* _Task description_:
Copy all lines containing the string "title" from the records below.

BEGIN Provided material

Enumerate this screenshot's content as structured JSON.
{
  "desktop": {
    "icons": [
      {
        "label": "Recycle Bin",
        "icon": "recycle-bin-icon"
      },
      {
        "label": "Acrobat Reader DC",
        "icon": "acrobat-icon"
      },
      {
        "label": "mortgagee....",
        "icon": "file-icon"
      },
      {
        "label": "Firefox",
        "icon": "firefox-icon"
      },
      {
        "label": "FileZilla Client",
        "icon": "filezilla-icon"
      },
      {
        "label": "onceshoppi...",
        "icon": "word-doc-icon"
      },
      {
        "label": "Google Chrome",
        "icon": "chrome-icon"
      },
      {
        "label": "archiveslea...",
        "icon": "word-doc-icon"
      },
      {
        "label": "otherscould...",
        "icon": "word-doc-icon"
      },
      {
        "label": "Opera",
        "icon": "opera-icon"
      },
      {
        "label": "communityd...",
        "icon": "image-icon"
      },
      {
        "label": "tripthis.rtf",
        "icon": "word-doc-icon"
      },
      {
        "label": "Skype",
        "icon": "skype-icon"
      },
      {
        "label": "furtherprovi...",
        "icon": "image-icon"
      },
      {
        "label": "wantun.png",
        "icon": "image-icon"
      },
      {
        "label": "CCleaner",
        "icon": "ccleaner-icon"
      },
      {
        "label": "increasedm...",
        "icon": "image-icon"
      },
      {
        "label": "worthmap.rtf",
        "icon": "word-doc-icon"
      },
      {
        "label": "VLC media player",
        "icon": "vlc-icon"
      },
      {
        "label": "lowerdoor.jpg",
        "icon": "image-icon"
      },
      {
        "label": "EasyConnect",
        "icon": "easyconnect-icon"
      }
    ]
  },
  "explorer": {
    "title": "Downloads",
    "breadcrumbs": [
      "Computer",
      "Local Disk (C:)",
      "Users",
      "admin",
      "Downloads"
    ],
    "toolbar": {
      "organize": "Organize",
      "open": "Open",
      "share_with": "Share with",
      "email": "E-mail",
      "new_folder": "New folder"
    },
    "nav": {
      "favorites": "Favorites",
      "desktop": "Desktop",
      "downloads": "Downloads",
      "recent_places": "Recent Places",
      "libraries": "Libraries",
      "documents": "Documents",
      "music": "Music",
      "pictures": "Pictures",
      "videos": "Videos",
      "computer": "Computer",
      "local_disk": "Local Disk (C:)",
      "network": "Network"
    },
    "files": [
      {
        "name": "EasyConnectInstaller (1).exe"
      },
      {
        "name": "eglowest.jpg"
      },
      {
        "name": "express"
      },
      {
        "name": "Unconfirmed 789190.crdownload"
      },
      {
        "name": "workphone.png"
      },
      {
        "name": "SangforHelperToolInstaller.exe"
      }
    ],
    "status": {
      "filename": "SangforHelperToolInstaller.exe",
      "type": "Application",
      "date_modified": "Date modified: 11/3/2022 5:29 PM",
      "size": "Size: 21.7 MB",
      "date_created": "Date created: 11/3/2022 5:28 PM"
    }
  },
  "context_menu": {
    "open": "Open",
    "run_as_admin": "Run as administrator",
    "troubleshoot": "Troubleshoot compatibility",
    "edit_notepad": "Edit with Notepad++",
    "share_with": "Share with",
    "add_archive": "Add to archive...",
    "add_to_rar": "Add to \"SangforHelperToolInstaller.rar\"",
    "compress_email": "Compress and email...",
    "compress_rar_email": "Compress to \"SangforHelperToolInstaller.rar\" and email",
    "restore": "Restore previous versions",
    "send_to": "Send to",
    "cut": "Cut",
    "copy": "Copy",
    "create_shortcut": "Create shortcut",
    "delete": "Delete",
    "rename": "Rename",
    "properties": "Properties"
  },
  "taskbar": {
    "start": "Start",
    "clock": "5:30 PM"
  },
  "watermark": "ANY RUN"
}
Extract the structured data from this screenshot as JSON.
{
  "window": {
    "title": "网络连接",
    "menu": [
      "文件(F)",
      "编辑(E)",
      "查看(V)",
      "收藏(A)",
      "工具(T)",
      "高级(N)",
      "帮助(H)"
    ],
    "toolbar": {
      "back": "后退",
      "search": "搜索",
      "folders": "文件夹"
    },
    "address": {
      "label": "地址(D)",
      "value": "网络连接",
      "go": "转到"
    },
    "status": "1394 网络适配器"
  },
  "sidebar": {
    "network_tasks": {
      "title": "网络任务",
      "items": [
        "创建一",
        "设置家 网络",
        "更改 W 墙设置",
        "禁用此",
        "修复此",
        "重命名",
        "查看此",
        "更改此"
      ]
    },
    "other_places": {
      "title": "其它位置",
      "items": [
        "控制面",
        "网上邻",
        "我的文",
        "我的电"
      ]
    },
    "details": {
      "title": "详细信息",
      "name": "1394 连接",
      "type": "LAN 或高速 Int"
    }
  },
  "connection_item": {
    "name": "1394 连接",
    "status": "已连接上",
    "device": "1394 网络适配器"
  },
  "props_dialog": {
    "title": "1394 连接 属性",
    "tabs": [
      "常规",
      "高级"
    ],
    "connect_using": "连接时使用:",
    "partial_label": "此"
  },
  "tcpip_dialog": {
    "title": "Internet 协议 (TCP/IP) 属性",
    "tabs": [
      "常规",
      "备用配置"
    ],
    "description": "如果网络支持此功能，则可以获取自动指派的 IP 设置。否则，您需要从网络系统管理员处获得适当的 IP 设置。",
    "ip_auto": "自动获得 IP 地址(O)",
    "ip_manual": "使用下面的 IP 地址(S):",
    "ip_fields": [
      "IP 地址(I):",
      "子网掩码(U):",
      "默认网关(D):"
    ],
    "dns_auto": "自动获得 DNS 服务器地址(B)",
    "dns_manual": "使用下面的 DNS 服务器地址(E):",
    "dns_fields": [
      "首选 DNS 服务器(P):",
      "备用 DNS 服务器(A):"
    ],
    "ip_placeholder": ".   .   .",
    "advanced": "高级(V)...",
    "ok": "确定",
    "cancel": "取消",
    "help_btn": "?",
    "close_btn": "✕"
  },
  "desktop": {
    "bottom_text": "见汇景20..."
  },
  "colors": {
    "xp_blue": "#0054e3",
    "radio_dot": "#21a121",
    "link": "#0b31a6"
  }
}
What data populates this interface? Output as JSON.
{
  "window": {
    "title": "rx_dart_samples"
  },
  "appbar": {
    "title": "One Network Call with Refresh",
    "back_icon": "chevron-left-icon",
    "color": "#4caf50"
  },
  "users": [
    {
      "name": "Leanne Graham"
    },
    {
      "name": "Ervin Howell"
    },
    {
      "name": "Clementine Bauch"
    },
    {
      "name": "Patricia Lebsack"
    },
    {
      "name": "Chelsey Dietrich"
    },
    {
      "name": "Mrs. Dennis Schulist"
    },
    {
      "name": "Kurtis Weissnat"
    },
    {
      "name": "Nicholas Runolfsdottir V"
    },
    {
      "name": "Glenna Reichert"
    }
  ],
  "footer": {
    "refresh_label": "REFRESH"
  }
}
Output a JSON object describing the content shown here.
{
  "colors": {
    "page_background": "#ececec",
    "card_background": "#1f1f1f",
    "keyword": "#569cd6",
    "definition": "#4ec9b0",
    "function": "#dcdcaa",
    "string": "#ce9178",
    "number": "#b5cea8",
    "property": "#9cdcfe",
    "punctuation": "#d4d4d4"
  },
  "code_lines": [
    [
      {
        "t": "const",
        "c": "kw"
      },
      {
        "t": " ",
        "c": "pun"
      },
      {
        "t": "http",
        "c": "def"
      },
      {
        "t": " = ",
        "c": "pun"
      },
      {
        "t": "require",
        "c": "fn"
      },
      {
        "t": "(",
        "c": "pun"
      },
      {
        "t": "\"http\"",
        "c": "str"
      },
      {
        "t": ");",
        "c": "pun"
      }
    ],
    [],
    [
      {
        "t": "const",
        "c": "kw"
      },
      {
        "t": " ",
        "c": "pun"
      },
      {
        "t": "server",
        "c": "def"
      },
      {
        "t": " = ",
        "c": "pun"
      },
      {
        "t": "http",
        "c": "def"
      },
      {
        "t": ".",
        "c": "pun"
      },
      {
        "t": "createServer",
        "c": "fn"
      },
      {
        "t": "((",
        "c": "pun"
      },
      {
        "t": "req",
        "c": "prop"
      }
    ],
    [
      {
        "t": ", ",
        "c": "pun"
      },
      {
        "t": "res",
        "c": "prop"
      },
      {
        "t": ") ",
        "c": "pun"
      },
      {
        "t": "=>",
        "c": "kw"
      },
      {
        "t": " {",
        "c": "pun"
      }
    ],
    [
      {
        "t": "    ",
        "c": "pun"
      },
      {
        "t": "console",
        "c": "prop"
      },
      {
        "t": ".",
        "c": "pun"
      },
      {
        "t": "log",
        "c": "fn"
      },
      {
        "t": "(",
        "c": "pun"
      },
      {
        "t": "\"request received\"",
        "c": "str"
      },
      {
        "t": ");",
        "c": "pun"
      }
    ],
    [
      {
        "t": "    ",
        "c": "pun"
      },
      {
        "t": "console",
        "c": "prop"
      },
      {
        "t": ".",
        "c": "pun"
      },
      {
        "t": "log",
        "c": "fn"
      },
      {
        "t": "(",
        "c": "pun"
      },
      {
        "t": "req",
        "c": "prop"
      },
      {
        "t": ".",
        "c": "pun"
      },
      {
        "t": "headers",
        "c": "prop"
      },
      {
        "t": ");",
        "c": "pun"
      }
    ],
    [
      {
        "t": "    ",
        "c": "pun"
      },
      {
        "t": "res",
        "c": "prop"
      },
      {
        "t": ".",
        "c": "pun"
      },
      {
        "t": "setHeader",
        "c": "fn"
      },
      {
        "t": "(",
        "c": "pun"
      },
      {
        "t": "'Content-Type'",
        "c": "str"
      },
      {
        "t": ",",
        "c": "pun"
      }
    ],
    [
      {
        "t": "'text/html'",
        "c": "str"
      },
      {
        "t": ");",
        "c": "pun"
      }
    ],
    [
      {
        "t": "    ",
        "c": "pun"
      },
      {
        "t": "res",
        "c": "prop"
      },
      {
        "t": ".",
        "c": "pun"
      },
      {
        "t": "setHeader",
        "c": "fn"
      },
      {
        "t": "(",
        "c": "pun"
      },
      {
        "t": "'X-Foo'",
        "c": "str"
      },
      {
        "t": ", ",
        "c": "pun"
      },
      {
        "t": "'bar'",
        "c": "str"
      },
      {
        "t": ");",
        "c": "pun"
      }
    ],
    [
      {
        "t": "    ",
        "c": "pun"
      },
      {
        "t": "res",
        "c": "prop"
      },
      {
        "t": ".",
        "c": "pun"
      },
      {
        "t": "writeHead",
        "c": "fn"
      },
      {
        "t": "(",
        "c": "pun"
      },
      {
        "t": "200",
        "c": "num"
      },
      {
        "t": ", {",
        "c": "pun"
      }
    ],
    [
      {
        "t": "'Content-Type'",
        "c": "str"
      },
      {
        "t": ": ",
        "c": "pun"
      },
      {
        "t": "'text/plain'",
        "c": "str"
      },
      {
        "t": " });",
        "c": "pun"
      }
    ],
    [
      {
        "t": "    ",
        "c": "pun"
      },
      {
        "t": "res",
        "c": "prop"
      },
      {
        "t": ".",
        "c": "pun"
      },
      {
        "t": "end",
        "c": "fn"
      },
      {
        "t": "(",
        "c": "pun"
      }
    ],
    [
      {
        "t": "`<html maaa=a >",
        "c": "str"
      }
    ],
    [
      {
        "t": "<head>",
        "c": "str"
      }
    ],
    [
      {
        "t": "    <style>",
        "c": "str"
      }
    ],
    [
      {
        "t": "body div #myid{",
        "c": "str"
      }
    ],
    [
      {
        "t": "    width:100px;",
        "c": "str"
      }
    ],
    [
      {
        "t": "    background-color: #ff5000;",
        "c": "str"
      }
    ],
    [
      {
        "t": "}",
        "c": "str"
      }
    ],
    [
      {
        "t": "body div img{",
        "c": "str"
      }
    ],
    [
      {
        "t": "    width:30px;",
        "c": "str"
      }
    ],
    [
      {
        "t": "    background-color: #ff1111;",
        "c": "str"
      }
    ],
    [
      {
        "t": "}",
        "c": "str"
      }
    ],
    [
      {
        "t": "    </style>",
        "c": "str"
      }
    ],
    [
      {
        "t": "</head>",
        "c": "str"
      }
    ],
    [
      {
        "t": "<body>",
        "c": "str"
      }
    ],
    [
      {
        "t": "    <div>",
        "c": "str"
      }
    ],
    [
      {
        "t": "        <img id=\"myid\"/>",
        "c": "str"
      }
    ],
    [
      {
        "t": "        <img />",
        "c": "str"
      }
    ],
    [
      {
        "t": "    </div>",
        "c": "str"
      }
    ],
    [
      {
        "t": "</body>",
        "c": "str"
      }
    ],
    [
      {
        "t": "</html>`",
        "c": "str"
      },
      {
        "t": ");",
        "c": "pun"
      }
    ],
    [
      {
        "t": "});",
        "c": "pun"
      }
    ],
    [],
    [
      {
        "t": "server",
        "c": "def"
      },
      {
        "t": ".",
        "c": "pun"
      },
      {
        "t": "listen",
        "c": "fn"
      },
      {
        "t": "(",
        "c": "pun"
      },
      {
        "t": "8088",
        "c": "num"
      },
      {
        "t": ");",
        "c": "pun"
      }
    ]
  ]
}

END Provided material

* _Answer to this problem_:
    "title": "Downloads",
    "title": "网络连接",
      "title": "网络任务",
      "title": "其它位置",
      "title": "详细信息",
    "title": "1394 连接 属性",
    "title": "Internet 协议 (TCP/IP) 属性",
    "title": "rx_dart_samples"
    "title": "One Network Call with Refresh",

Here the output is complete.